“Longevity Risk” is the risk that people will outlive expectancy, which adversely affects pension and annuity providers as the population and life expectancy of annuitants and pensioners grows. In Britain alone, one source calculates that every additional year of life expectancy gained past age 65 will increase the present value of pension liabilities by nearly $50 billion.4 In response to the problem, pension companies, and their insurers and reinsurers, have looked to the ILS bond market as a means by which to manage longevity risk, in much the same way those at financial risk for natural disaster have looked to cat bonds.

A natural fit for swaps in longevity risk are life insurers and reinsurers who benefit by increased longevity as it delays the death benefit on life insurance policies, or insurers of pandemic and other health risks which also benefit from longevity, thus allowing for natural swaps and risk offsets. These issues and others were the impetus for the recent formation of the Life and Longevity Markets Association (LLMA), a British consortium of insurers, reinsurers and pension providers that have united for the purpose of developing a market in longevity bonds.

The LLMA’s founding members include AXA, Deutsche Bank, J.P. Morgan, Legal & General Group PLC, Pension Corporation, Prudential PLC, RBS and Swiss Re. The LLMA touts its goal of bringing structure to this new market, which it believes will benefit members (and those served by them) in tackling the problems of longevity/mortality risk, and will benefit investors seeking new markets not correlated with financial market or credit risk as a means of diversification. The LLMA has formulated a mission to standardize products, valuation, and indices, making it easier for investors to compare products and more accurately calculate risk and price.

IV Conclusion

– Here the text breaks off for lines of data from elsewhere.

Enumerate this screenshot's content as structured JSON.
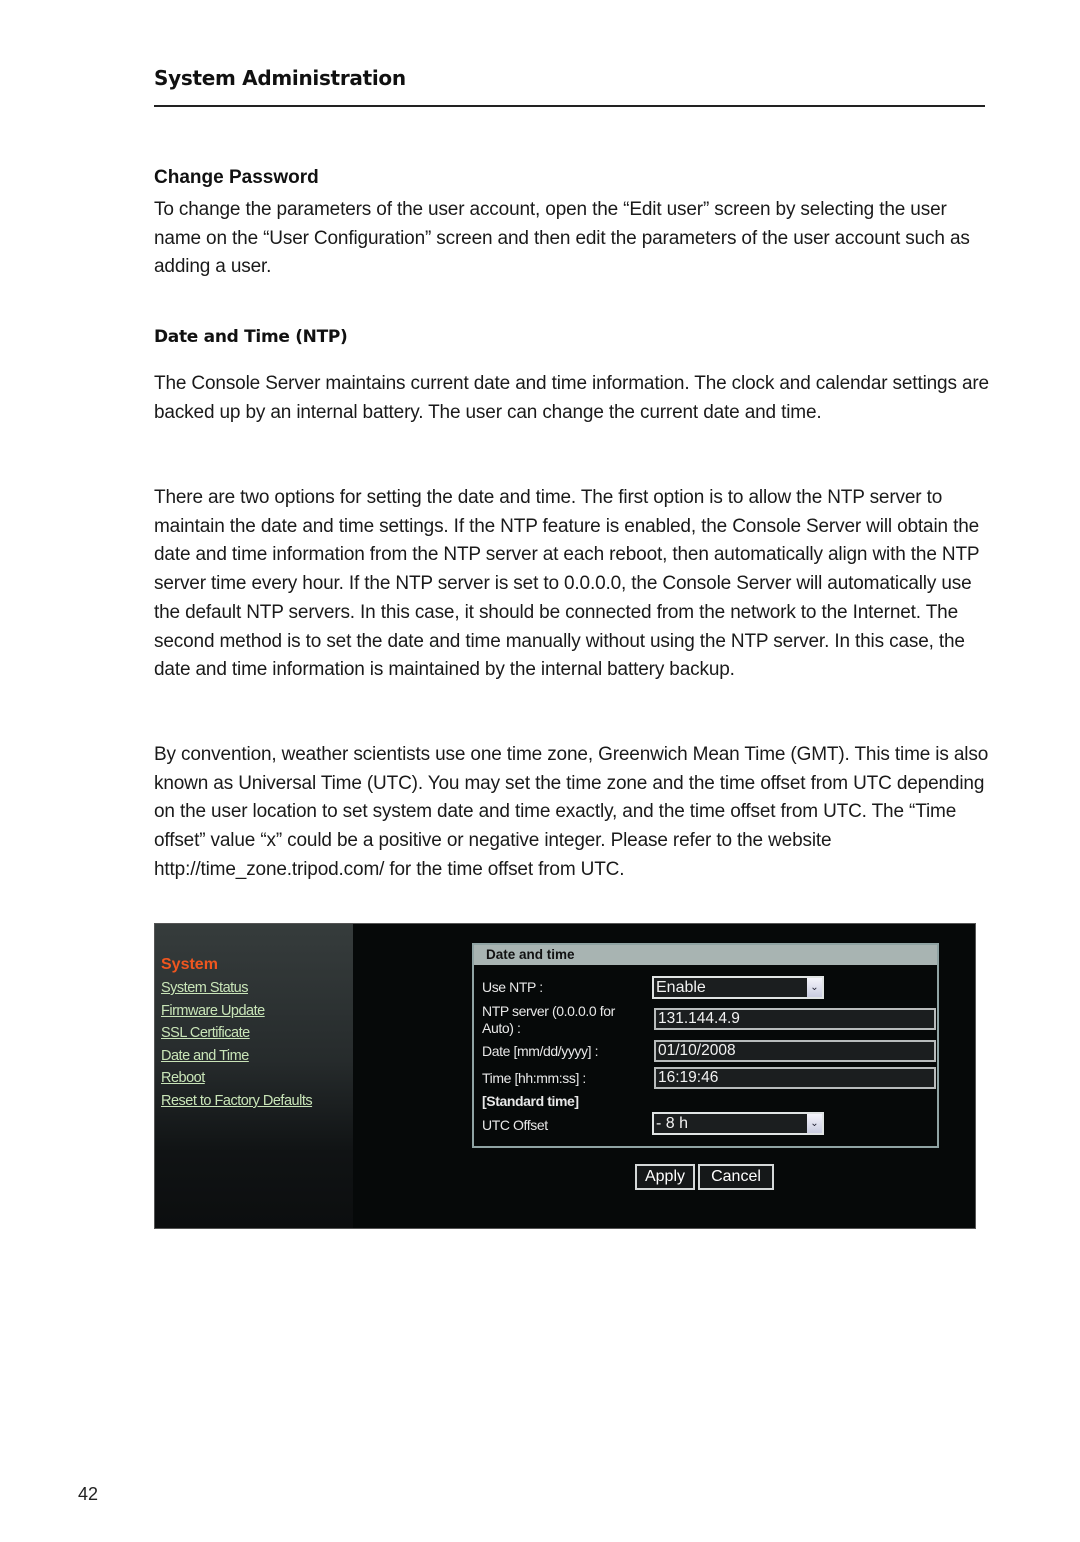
{
  "header": {
    "section_title": "System Administration"
  },
  "change_password": {
    "heading": "Change Password",
    "body": "To change the parameters of the user account, open the “Edit user” screen by selecting the user name on the “User Configuration” screen and then edit the parameters of the user account such as adding a user."
  },
  "ntp": {
    "heading": "Date and Time (NTP)",
    "paragraphs": [
      "The Console Server maintains current date and time information. The clock and calendar settings are backed up by an internal battery. The user can change the current date and time.",
      "There are two options for setting the date and time. The first option is to allow the NTP server to maintain the date and time settings. If the NTP feature is enabled, the Console Server will obtain the date and time information from the NTP server at each reboot, then automatically align with the NTP server time every hour. If the NTP server is set to 0.0.0.0, the Console Server will automatically use the default NTP servers. In this case, it should be connected from the network to the Internet. The second method is to set the date and time manually without using the NTP server. In this case, the date and time information is maintained by the internal battery backup.",
      "By convention, weather scientists use one time zone, Greenwich Mean Time (GMT). This time is also known as Universal Time (UTC). You may set the time zone and the time offset from UTC depending on the user location to set system date and time exactly, and the time offset from UTC. The “Time offset” value “x” could be a positive or negative integer. Please refer to the website http://time_zone.tripod.com/ for the time offset from UTC."
    ]
  },
  "screenshot": {
    "sidebar": {
      "title": "System",
      "links": [
        "System Status",
        "Firmware Update",
        "SSL Certificate",
        "Date and Time",
        "Reboot",
        "Reset to Factory Defaults"
      ]
    },
    "panel": {
      "title": "Date and time",
      "use_ntp_label": "Use NTP :",
      "use_ntp_value": "Enable",
      "ntp_server_label_1": "NTP server (0.0.0.0 for",
      "ntp_server_label_2": "Auto) :",
      "ntp_server_value": "131.144.4.9",
      "date_label": "Date [mm/dd/yyyy] :",
      "date_value": "01/10/2008",
      "time_label": "Time [hh:mm:ss] :",
      "time_value": "16:19:46",
      "standard_time_label": "[Standard time]",
      "utc_offset_label": "UTC Offset",
      "utc_offset_value": "- 8 h",
      "dropdown_arrow": "⌄"
    },
    "buttons": {
      "apply": "Apply",
      "cancel": "Cancel"
    }
  },
  "footer": {
    "page_number": "42"
  }
}
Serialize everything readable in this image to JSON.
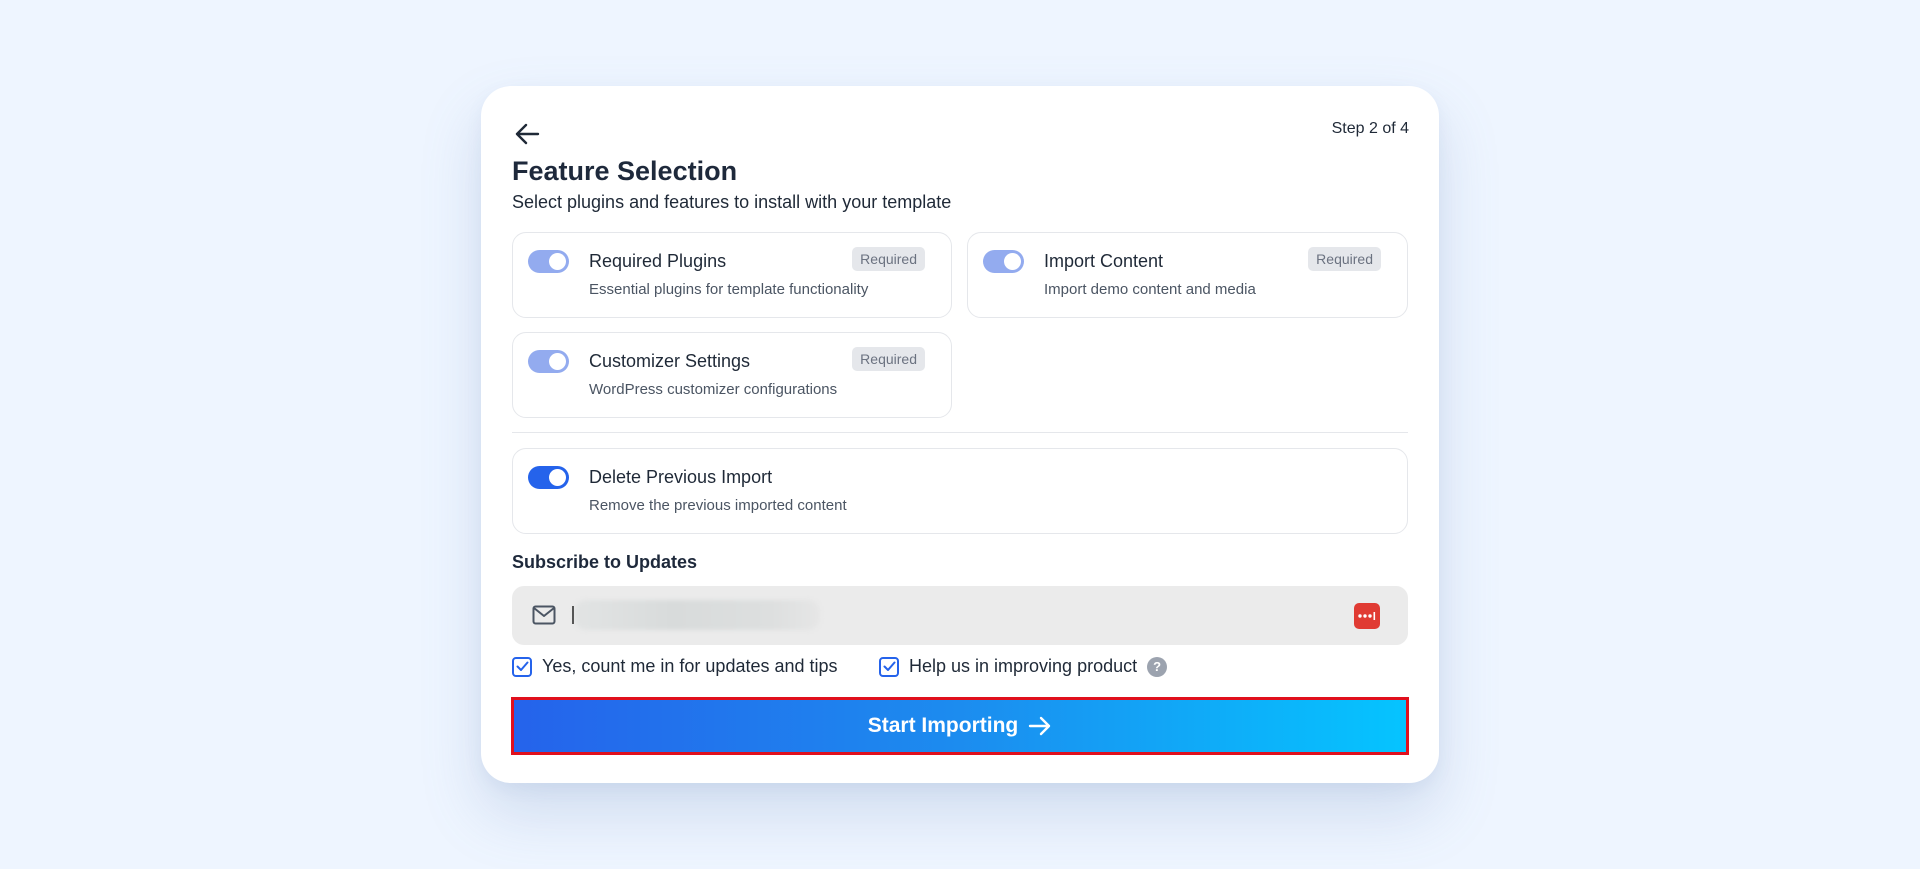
{
  "header": {
    "step": "Step 2 of 4",
    "title": "Feature Selection",
    "subtitle": "Select plugins and features to install with your template"
  },
  "features": [
    {
      "name": "Required Plugins",
      "description": "Essential plugins for template functionality",
      "badge": "Required",
      "enabled": true,
      "locked": true
    },
    {
      "name": "Import Content",
      "description": "Import demo content and media",
      "badge": "Required",
      "enabled": true,
      "locked": true
    },
    {
      "name": "Customizer Settings",
      "description": "WordPress customizer configurations",
      "badge": "Required",
      "enabled": true,
      "locked": true
    }
  ],
  "delete_previous": {
    "name": "Delete Previous Import",
    "description": "Remove the previous imported content",
    "enabled": true
  },
  "subscribe": {
    "label": "Subscribe to Updates",
    "email_value": "",
    "email_placeholder": ""
  },
  "consents": [
    {
      "label": "Yes, count me in for updates and tips",
      "checked": true
    },
    {
      "label": "Help us in improving product",
      "checked": true,
      "help": "?"
    }
  ],
  "cta": {
    "label": "Start Importing"
  },
  "colors": {
    "accent": "#2563eb",
    "toggle_disabled": "#93abef",
    "cta_gradient_start": "#2563eb",
    "cta_gradient_end": "#05c4ff",
    "highlight_border": "#e0101d",
    "page_bg": "#eef5ff"
  },
  "icons": {
    "back": "arrow-left-icon",
    "email": "mail-icon",
    "password_manager": "password-manager-icon",
    "help": "question-circle-icon",
    "cta_arrow": "arrow-right-icon"
  }
}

Much has recently occurred in the ILS markets. The cat bond market is recovering, and has nearly expanded to pre-financial crisis levels due to innovations in collateral structures, and the inherent draw of more conservative insurance-based investment in turbulent times. These trends in innovation and expansion of the investor base in the cat bond market will likely continue into 2010. Moreover, a nascent market uniting longevity risk with the necessary collateral offered by capital markets appears ready to take off and its development will be closely watched as pension, annuity and other longevity risk exposures increase dramatically along with aging populations in the developed world.